The train came through that we were to take over from, Zambezi at the head end. The points were changed and we were given permission to head Helga onto the mainline; she certainly had some power and rode very impressively. The cab has plenty of room for two people. I put the powerful injector on for a few seconds – it also features a mechanical pump but we did not need to use it. Brian slowly coupled up to the coaches and after a few minutes we were given the staff to take the coaches down across the road and into the main station.
After we had arrived at the station the public boarded the train and fresh faces were seen in the coach seats as Zambezi followed down to the depot with her day’s work done. Although a blower is fitted to Helga it wasn’t needed at all while in the station. With plenty of steam pressure and water we were given the off as Brian opened the fine to use regulator and closed the drain cocks, as we headed down hill to Stoney Shaw station. The engine made it look easy as Brian cruised down the hill past the signal box where the staff were exchanged and into the station we went. After the passengers had mostly alighted the train we uncoupled, over the points and ran around our train to head it, smokebox first.

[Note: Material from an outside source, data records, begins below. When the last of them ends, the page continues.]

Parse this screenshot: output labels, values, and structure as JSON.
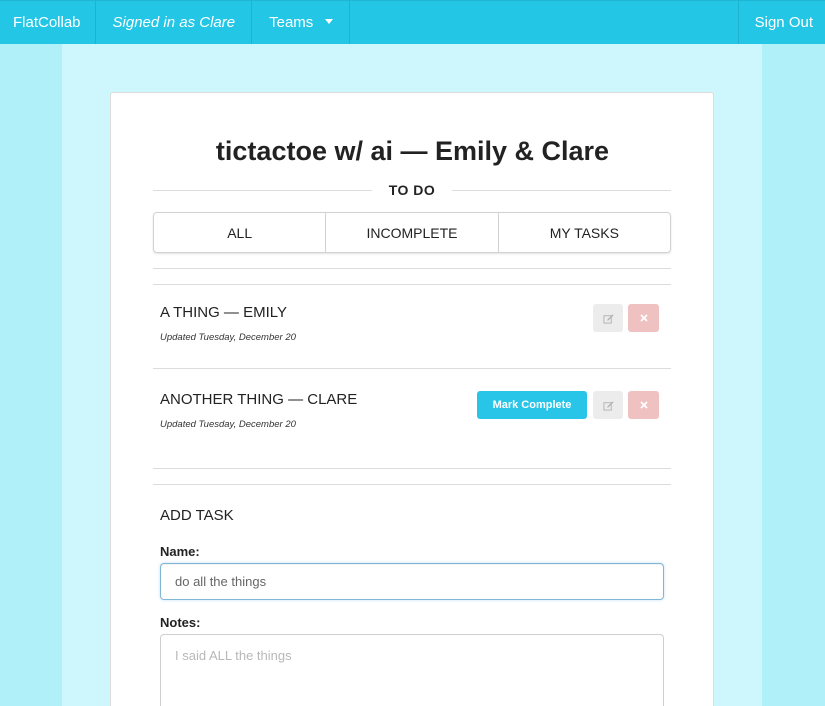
{
  "navbar": {
    "brand": "FlatCollab",
    "signed_in": "Signed in as Clare",
    "teams": "Teams",
    "sign_out": "Sign Out"
  },
  "project": {
    "title": "tictactoe w/ ai — Emily & Clare",
    "section": "TO DO"
  },
  "filters": [
    "ALL",
    "INCOMPLETE",
    "MY TASKS"
  ],
  "tasks": [
    {
      "title": "A THING — EMILY",
      "updated": "Updated Tuesday, December 20",
      "mark_complete": null
    },
    {
      "title": "ANOTHER THING — CLARE",
      "updated": "Updated Tuesday, December 20",
      "mark_complete": "Mark Complete"
    }
  ],
  "add_task": {
    "heading": "ADD TASK",
    "name_label": "Name:",
    "name_placeholder": "do all the things",
    "notes_label": "Notes:",
    "notes_placeholder": "I said ALL the things"
  },
  "icons": {
    "edit": "pencil-square-icon",
    "delete": "times-icon",
    "teams_caret": "caret-down-icon"
  },
  "colors": {
    "accent": "#24c6e6",
    "page_bg": "#b0f0f8",
    "content_bg": "#cdf7fc",
    "delete_btn": "#f0c1c1",
    "edit_btn": "#ececec"
  }
}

I attended to the fire, very conscious of the fact I did not want the safety valves blowing off in the station and wasting steam and water. After the usual chit-chat that goes on between staff and engine crew we were ready for the return journey, all uphill with the pressure just on 180 again as we just powered our way up the long drag and curve and further on, by now in warm afternoon sunshine and still with a good crowd here.
During the afternoon we made three trips up and down the line, taking on water just once. Helga was pure magic and was certainly impressive. We made sure the oil cups were well filled up at all times. On the last journey we were joined by the smaller 1912 0-4-0 Orenstein & Koppel No. 5668 No. 6 called Eigau, which worked in the UK all its life at Penryhn Quarry and later at Bressingham before coming here in 1995.
Before you knew it we were on the depot again after taking to the turntable. Brian cleaned what was left of the fire out through the firebars as I cleaned the engine as required. What a day it had been, Brian as always makes it look easy, but we were on a relatively modern industrial steam locomotive after all. Helga can match anything here steam-wise, although perhaps some of the other drivers and firemen would not agree.
If you have never been to this line before, you need to visit – it’s a great day out that’s for sure!
The editor thanks Bill Best junior, David Parfitt, Brian Hope and all the volunteers who made his day very special.
This feature comes from a recent issue of Old Glory, and you can get a money-saving subscription to this magazine simply by clicking HERE